A direct rollover is a direct movement of assets from an eligible retirement plan to an IRA or another eligible retirement plan, or from an IRA to an eligible retirement plan, in which the individual does not take constructive receipt of the assets. An indirect rollover is a distribution of IRA or eligible retirement plan assets to an individual (individual takes receipt of the assets) that within 60 days is rolled over to the same type of IRA or to another eligible retirement plan.
The amount sent to the new financial institution must be the same amount distributed from the old financial institution. This means that if funds were withheld for taxes, the amount withheld must be made up for by the client.
Funds must be sent to the new financial institution within 60 days of constructive receipt of the funds from the old financial institution.
How do I initiate a transfer to or out of Provident Trust Group?
Please visit our Manage my Account page for detailed instructions.
Where do I wire or mail funds?
Addresses and check formatting can be found here.
What is a prohibited transaction?
When using retirement funds to make an investment it is important for the account owner to understand the IRS rules and regulations to avoid engaging in a prohibited transaction with a disqualified person. A prohibited transaction is any improper use of the retirement account by the account owner, beneficiary, or any disqualified person.
You can read more about what would constitute a prohibited transaction for a specific asset investment on each one of our Investment Options pages.
What is a disqualified person?
Generally, a “disqualified person” includes, but is not limited to:
- Your lineal ascendants and descendants
- The spouse of a lineal descendant
- Your spouse
- Any entity that is owned 50% or more by disqualified persons
- An entity that is controlled 50% or more by disqualified persons
What are the consequences of a prohibited transaction?
A prohibited transaction could lead to a complete distribution of the account as of January 1 of the year the transaction occurred with taxes and penalties incurred.
Can my qualified account invest in an entity that I or another disqualified person owns?
No. Your qualified account may not invest in an entity owned by a disqualified person as that could result in a prohibited transaction.
Can my account invest with other partners, including myself?
Yes, your IRA can invest with other partners and yourself individually. However, it is important to consult legal counsel in these situations to observe formalities and rules that may be associated with that investment.
What happens if the private stock I own becomes public?

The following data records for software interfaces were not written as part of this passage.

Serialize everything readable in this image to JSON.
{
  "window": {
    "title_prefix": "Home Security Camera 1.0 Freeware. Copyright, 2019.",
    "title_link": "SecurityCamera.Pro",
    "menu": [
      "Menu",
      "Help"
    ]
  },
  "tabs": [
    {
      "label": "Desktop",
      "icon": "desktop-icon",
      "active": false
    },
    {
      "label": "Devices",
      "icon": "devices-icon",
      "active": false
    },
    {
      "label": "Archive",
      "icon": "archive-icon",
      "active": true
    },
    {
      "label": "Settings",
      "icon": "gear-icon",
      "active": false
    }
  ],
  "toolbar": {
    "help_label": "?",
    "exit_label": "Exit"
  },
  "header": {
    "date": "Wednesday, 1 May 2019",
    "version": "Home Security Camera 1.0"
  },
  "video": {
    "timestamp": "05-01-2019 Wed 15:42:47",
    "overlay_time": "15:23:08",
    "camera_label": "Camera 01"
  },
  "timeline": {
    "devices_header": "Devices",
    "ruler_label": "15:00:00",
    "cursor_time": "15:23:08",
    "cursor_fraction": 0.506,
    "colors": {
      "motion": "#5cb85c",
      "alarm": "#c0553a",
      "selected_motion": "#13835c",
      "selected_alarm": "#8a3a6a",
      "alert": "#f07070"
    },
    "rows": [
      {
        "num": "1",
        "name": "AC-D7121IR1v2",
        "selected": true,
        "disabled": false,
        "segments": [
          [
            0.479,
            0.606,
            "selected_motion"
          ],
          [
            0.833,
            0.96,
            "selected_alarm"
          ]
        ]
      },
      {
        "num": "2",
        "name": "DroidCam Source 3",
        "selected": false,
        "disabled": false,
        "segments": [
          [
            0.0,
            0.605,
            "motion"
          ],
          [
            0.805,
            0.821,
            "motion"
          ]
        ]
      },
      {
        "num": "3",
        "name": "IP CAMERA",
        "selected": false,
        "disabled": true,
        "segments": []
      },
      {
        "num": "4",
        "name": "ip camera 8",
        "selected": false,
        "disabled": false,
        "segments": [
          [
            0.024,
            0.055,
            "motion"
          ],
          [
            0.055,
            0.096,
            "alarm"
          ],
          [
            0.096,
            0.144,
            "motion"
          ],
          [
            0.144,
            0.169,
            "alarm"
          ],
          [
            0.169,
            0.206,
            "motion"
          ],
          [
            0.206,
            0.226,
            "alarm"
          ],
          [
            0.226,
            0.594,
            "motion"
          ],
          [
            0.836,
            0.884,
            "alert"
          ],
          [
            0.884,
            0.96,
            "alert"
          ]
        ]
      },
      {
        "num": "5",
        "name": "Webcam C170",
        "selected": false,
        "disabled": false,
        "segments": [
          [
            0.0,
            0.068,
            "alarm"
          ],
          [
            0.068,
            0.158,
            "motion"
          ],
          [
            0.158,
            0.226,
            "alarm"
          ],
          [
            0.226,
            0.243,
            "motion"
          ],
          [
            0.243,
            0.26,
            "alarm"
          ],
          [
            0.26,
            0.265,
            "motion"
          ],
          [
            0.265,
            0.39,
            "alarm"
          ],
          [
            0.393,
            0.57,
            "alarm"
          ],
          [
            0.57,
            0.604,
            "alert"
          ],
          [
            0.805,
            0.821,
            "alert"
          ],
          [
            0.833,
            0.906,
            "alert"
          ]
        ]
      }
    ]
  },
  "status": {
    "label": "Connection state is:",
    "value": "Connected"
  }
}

If your qualified account at Provident Trust Group holds private stock that is going public, you need to find a custodian that can hold publicly traded stock and transfer the stock to an account there.